The system relies on arbitrage to keep the price of FRAX stable. When the price of FRAX is above $1, users can deposit $1 to mint every new FRAX and sell it on the open market, thus creating sell pressure that pushes the price of FRAX downwards. When the price of FRAX is below $1, users can purchase FRAX off the open market and redeem it for $1 for every FRAX, thus creating buy pressure and reducing circulating supply, and pushing the price of FRAX upwards.
Now you might be thinking, what risks are there if all it does is equal $1?
Theoretically, stablecoins are on the lower end of the risk spectrum because they are designed to have little or no price volatility. However, there are many recent examples that prove this to be incorrect. The peg is only as good as the system that maintains it. The risks involved are still very real.
Smart Contract Risk
While the purpose of a stablecoin is to simply maintain a 1:1 peg, this is easier said than done. In theory, many of the above models sound feasible but history has shown us that models behave differently when they enter the real world. Algorithmic stablecoins are particularly vulnerable as they have no collateral in case of crisis. Once de-pegged, they typically “death-spiral” and can not be recovered. UST is currently the most recent and notorious example.
Recently, there have been concerns over certain stablecoins that are centralized because the centralized authority has full control. Centralized entities face government regulation and must abide by the regulations set by their native government. This may result in censorship issues, as evidenced by the recent Tornado Cash controversy. Recent USA regulation of Tornado Cash has resulted in all addresses that have interacted with Tornado Cash being blacklisted. This poses a grave threat to DeFi’s efforts to achieve truly decentralized finance.

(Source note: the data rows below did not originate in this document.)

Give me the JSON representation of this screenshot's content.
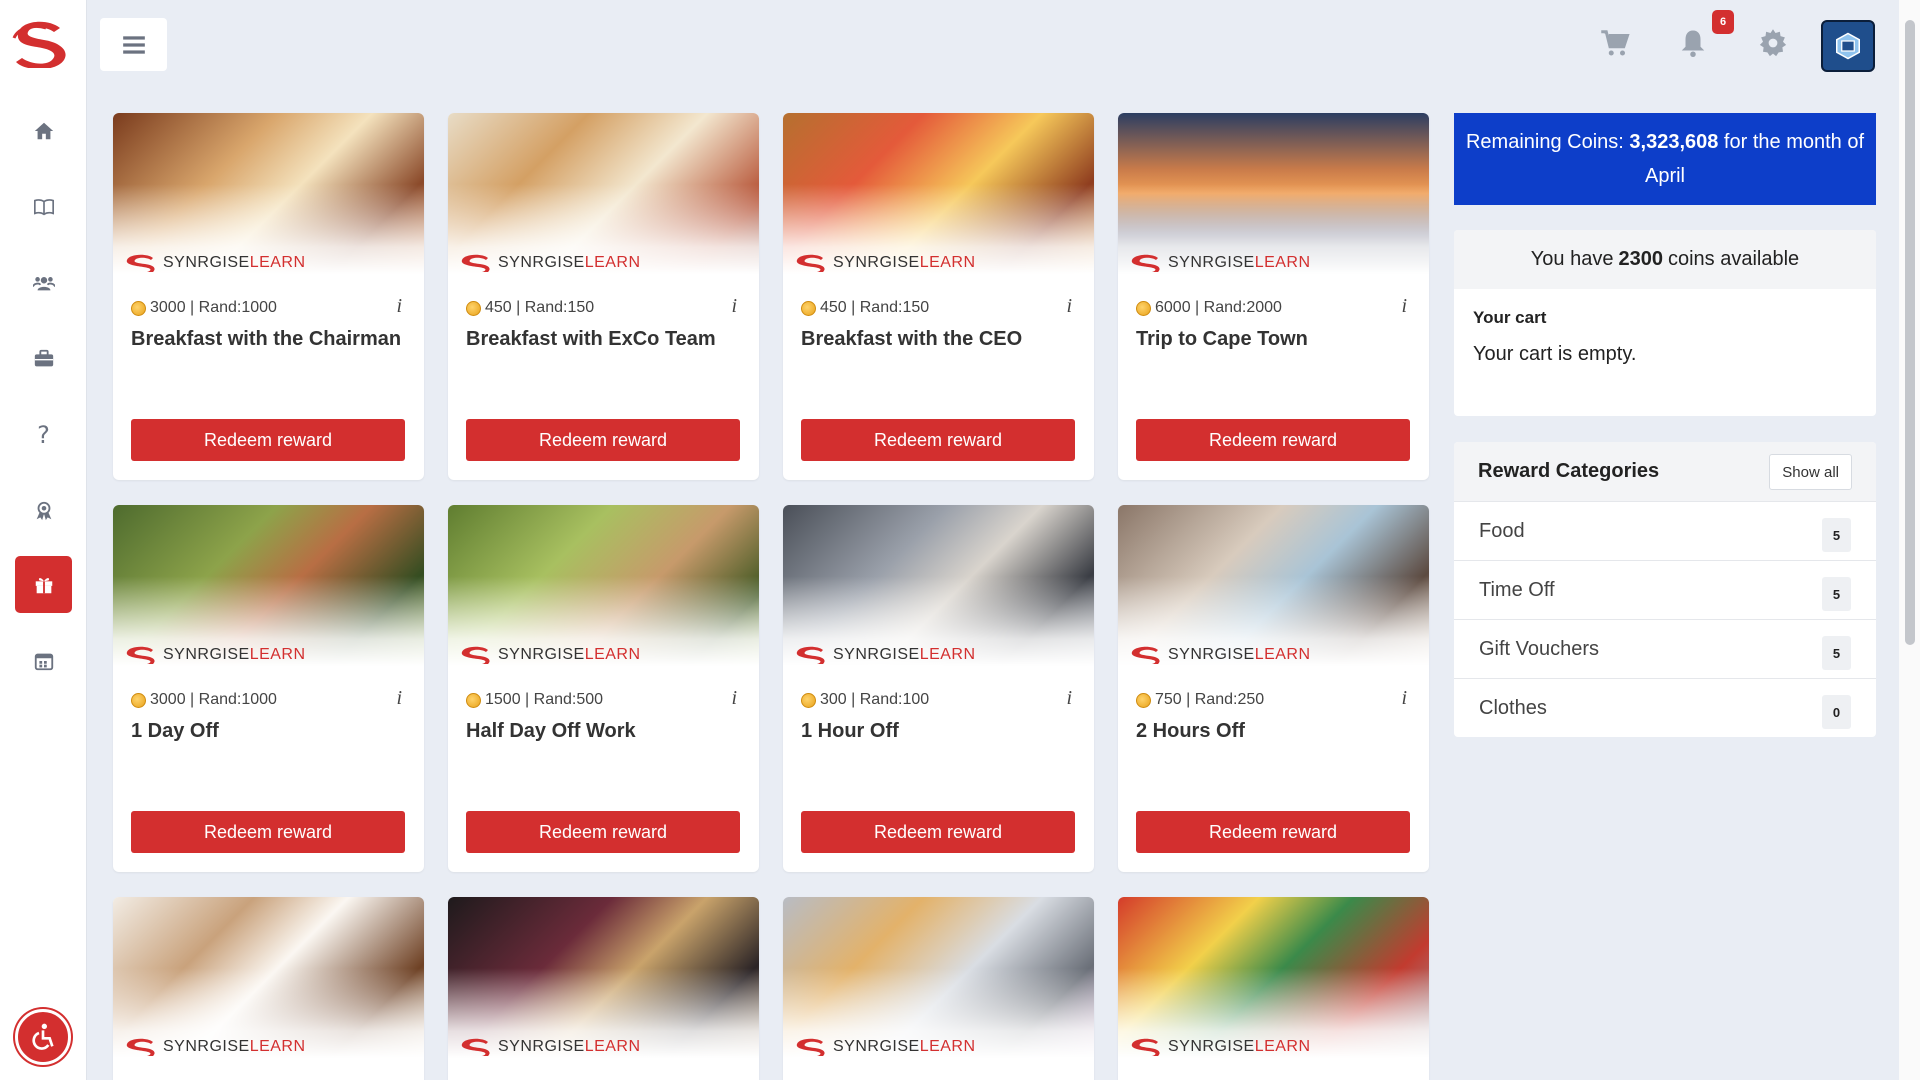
{
  "sidebar": {
    "items": [
      {
        "name": "home"
      },
      {
        "name": "book"
      },
      {
        "name": "users"
      },
      {
        "name": "briefcase"
      },
      {
        "name": "help",
        "label": "?"
      },
      {
        "name": "award"
      },
      {
        "name": "gift",
        "active": true
      },
      {
        "name": "calendar"
      }
    ]
  },
  "topbar": {
    "notifications_count": "6"
  },
  "brand": {
    "prefix": "SYNRGISE",
    "suffix": "LEARN"
  },
  "cards": [
    {
      "price": "3000 | Rand:1000",
      "title": "Breakfast with the Chairman",
      "button": "Redeem reward"
    },
    {
      "price": "450 | Rand:150",
      "title": "Breakfast with ExCo Team",
      "button": "Redeem reward"
    },
    {
      "price": "450 | Rand:150",
      "title": "Breakfast with the CEO",
      "button": "Redeem reward"
    },
    {
      "price": "6000 | Rand:2000",
      "title": "Trip to Cape Town",
      "button": "Redeem reward"
    },
    {
      "price": "3000 | Rand:1000",
      "title": "1 Day Off",
      "button": "Redeem reward"
    },
    {
      "price": "1500 | Rand:500",
      "title": "Half Day Off Work",
      "button": "Redeem reward"
    },
    {
      "price": "300 | Rand:100",
      "title": "1 Hour Off",
      "button": "Redeem reward"
    },
    {
      "price": "750 | Rand:250",
      "title": "2 Hours Off",
      "button": "Redeem reward"
    },
    {
      "price": "",
      "title": "",
      "button": ""
    },
    {
      "price": "",
      "title": "",
      "button": ""
    },
    {
      "price": "",
      "title": "",
      "button": ""
    },
    {
      "price": "",
      "title": "",
      "button": ""
    }
  ],
  "coins_banner": {
    "prefix": "Remaining Coins: ",
    "amount": "3,323,608",
    "suffix": " for the month of April"
  },
  "cart": {
    "available_prefix": "You have",
    "available_amount": "2300",
    "available_suffix": "coins available",
    "label": "Your cart",
    "empty_text": "Your cart is empty."
  },
  "categories": {
    "title": "Reward Categories",
    "show_all": "Show all",
    "items": [
      {
        "name": "Food",
        "count": "5"
      },
      {
        "name": "Time Off",
        "count": "5"
      },
      {
        "name": "Gift Vouchers",
        "count": "5"
      },
      {
        "name": "Clothes",
        "count": "0"
      }
    ]
  },
  "colors": {
    "accent": "#d32f2f",
    "banner": "#0d3ec9",
    "background": "#e9edf4"
  }
}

While there are many risks and advantages to stablecoins, their convenience and utility ensure that they will be a key asset in the future development of DeFi. Gone are the days when it took hours or even days to send money to overseas parties. Payments can be made at a stable price only because of stablecoins. The technology may not be perfect yet, but stablecoins are beginning to stabilize the chaotic crypto space.